By Sonya Lee
This past October, I attended the European Marine Science Educators Association (EMSEA) conference as a CaNOE representative. I was selected to present a poster about CaNOE and to speak on my work combining ocean technology and ocean literacy at the Discovery Centre in Nova Scotia. This was my second time attending the EMSEA conference, so I knew from the beginning that I was in for three days of amazing presentations, interactive workshops and meeting and reconnecting with inspiring individuals working in ocean education.
The Titantic Belfast Museum. The building exterior shows how big the ship’s bow was from all angles.
The conference was hosted by Titanic Belfast, in Belfast, UK. The museum has fantastic galleries that tell the story of the great industrial feat and tragic demise of the RMS Titanic. Titanic Belfast is also a centre of education and ocean literacy, especially of the deep sea, as the search for the Titanic in the Atlantic Ocean brought deep sea exploration into the public eye. The museum was very impressive and it even had a ride that took you on a multi-sensory journey through the making of the Titanic.
I arrived a couple of days early to recover and explore a bit of Northern Ireland before diving into the conference. I made my way up to Carrick-a-Rede rope bridge (a Game of Thrones film location) and the Giant’s Causeway, a UNESCO World Heritage Site, on the north coast. The drive up the coast was very wind-y and narrow (not to mention on the left side of the road), but it was worth it for the breathtaking coastal views.
Me with basalt columns in Giant’s Causeway, a UNESCO heritage site, on the north coast of Northern Ireland. Very cool rock formations with a fun legend to go with it.
Day 1 of the conference started with the EMSEA president, Fiona Crouch, descending into the conference room down the Titanic’s iconic Grand Staircase. Following Fiona’s fun welcome, we heard from two keynote speakers. Ivan Conesa-Alcolea from the European Commission spoke on the progress of Horizon 2020’s ocean literacy initiatives, notably on SeaChange and ResponSEAble. David Cline from the US Aquaculture Society addressed the importance of moving away from capture fisheries into sustainable aquaculture for marine conservation and what educators can do to help.
EMSEA President Fiona Crouch giving her opening welcome address with the replica of the Titanic Grand Staircase in the background.
The rest of the day was filled with parallel presentation sessions on bringing marine science into formal and informal education settings and workshops. I was inspired by presentations that highlighted amazing examples of hands-on activities at the Marine Biological Association, conservation communication from the Pitcairn Islands with the Zoological Society of London, and a study on barriers to teaching about the ocean in classrooms in the UK. During the workshop about aquaculture and education, there was an example of an education program by Ciimar in Portugal that used mini tanks in classrooms to show how molluscs in a multitrophic aquaculture system can improve water quality. It was interesting to hear different perspectives and discussions around aquaculture and education.

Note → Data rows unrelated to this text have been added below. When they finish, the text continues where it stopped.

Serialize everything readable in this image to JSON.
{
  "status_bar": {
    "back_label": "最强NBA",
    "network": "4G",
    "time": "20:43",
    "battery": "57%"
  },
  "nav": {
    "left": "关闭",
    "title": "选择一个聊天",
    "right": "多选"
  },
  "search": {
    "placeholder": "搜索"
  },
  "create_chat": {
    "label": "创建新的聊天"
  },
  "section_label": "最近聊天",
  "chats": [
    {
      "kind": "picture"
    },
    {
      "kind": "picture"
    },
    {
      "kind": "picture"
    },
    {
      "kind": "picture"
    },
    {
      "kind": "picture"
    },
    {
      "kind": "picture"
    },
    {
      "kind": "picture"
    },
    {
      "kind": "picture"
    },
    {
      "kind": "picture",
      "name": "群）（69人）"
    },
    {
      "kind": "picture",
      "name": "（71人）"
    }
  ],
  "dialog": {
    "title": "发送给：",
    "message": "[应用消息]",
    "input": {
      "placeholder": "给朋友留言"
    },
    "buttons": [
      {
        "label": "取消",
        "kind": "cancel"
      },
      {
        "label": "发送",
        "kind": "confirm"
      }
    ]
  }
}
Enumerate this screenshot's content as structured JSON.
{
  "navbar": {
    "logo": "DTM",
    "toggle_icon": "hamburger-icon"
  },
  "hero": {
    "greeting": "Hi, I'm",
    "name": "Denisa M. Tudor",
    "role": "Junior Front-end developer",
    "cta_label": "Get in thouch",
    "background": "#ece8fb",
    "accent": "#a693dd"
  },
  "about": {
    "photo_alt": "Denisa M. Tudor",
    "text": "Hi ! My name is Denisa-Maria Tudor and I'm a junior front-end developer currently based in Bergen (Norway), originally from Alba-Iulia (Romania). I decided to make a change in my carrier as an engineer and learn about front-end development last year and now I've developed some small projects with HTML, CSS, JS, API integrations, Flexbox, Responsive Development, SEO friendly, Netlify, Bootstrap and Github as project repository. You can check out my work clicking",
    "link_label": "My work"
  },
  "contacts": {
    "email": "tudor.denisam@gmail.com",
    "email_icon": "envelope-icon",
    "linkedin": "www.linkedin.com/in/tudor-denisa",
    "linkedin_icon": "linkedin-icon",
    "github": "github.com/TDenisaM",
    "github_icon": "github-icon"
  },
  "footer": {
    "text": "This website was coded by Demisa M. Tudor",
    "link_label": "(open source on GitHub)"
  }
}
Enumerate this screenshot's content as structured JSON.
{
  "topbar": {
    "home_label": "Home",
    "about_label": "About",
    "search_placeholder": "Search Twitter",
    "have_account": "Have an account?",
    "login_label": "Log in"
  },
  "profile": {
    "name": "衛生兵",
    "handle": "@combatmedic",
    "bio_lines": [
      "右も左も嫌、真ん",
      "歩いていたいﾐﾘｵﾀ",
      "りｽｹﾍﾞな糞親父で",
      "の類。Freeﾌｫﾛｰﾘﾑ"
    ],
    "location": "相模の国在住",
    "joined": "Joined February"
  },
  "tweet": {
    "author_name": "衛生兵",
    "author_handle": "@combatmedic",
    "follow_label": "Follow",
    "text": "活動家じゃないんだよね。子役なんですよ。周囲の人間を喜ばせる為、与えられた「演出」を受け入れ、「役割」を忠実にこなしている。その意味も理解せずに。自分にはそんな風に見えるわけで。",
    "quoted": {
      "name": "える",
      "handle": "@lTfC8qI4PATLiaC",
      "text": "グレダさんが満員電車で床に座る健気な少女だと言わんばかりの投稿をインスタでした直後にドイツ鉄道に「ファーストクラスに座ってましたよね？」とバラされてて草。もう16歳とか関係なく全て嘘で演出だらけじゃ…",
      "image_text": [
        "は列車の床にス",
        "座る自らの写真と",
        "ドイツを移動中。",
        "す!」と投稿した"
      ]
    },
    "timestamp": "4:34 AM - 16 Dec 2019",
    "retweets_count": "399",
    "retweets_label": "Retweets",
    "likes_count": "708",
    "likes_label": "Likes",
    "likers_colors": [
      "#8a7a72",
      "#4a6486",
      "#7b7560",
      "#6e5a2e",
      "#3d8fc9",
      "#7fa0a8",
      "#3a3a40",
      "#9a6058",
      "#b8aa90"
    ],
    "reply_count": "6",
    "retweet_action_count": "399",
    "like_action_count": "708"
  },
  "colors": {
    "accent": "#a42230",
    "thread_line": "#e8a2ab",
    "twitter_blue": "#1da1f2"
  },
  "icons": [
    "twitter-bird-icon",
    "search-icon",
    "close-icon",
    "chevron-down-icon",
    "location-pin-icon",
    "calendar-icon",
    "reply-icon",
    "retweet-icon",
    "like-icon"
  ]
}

Starting on day one of the conference, I presented a poster on CaNOE. It was a great opportunity to speak to Europeans and Americans about ocean literacy in Canada and to share our achievements. It was a great first day as I caught up with fellow educators I had met last year, connected with new people and learned of their successes and challenges in advancing ocean literacy in their respective countries. Stay tuned to read about the next two days of the EMSEA conference!
Talking about CaNOE with Weronika from the Gdynia Aquarium in Poland.
Sonya is a Science Educator at the Discovery Centre, a science centre in Halifax, NS. She delivers hands-on curriculum-based science workshops to students in Grades P-12 all around Nova Scotia. This is her second year on the Board of Directors of CaNOE. In 2015-2016, she co-chaired the Conference Organizing Working Group to organize the 2nd CaNOE Ocean Literacy Conference in Halifax. This year, she hopes to use her experience in hands-on education to help steer an Education Working Group for CaNOE.